__Brief__. Please return the records below exactly as they stand.

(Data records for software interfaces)
——

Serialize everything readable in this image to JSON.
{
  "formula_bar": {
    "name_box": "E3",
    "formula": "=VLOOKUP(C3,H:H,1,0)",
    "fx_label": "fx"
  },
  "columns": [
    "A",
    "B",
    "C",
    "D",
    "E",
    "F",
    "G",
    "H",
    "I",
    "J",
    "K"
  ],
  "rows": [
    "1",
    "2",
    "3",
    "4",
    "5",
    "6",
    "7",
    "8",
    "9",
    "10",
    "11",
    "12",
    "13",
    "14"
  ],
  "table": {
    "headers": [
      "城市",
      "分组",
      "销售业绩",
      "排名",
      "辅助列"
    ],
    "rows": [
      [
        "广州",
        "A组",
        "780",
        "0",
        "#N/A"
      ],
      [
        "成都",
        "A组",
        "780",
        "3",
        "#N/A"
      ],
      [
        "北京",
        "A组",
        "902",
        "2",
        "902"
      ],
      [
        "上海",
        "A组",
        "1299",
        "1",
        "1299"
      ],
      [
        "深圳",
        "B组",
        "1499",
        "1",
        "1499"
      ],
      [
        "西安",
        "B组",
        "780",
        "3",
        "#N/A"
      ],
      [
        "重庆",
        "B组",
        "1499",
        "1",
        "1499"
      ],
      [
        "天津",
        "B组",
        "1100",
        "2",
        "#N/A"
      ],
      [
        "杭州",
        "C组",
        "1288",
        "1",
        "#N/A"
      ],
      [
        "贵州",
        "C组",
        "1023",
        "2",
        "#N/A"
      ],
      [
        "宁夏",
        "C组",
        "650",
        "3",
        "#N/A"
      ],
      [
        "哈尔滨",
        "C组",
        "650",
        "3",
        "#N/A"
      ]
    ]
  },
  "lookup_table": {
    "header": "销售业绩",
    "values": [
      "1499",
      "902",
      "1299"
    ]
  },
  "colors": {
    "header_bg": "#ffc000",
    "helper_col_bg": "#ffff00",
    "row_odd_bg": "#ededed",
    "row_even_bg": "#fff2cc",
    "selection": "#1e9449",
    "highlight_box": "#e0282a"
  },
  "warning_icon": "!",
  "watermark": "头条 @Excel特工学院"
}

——

__Result of the exercise__.
Serialize everything readable in this image to JSON.
{
  "formula_bar": {
    "name_box": "E3",
    "formula": "=VLOOKUP(C3,H:H,1,0)",
    "fx_label": "fx"
  },
  "columns": [
    "A",
    "B",
    "C",
    "D",
    "E",
    "F",
    "G",
    "H",
    "I",
    "J",
    "K"
  ],
  "rows": [
    "1",
    "2",
    "3",
    "4",
    "5",
    "6",
    "7",
    "8",
    "9",
    "10",
    "11",
    "12",
    "13",
    "14"
  ],
  "table": {
    "headers": [
      "城市",
      "分组",
      "销售业绩",
      "排名",
      "辅助列"
    ],
    "rows": [
      [
        "广州",
        "A组",
        "780",
        "0",
        "#N/A"
      ],
      [
        "成都",
        "A组",
        "780",
        "3",
        "#N/A"
      ],
      [
        "北京",
        "A组",
        "902",
        "2",
        "902"
      ],
      [
        "上海",
        "A组",
        "1299",
        "1",
        "1299"
      ],
      [
        "深圳",
        "B组",
        "1499",
        "1",
        "1499"
      ],
      [
        "西安",
        "B组",
        "780",
        "3",
        "#N/A"
      ],
      [
        "重庆",
        "B组",
        "1499",
        "1",
        "1499"
      ],
      [
        "天津",
        "B组",
        "1100",
        "2",
        "#N/A"
      ],
      [
        "杭州",
        "C组",
        "1288",
        "1",
        "#N/A"
      ],
      [
        "贵州",
        "C组",
        "1023",
        "2",
        "#N/A"
      ],
      [
        "宁夏",
        "C组",
        "650",
        "3",
        "#N/A"
      ],
      [
        "哈尔滨",
        "C组",
        "650",
        "3",
        "#N/A"
      ]
    ]
  },
  "lookup_table": {
    "header": "销售业绩",
    "values": [
      "1499",
      "902",
      "1299"
    ]
  },
  "colors": {
    "header_bg": "#ffc000",
    "helper_col_bg": "#ffff00",
    "row_odd_bg": "#ededed",
    "row_even_bg": "#fff2cc",
    "selection": "#1e9449",
    "highlight_box": "#e0282a"
  },
  "warning_icon": "!",
  "watermark": "头条 @Excel特工学院"
}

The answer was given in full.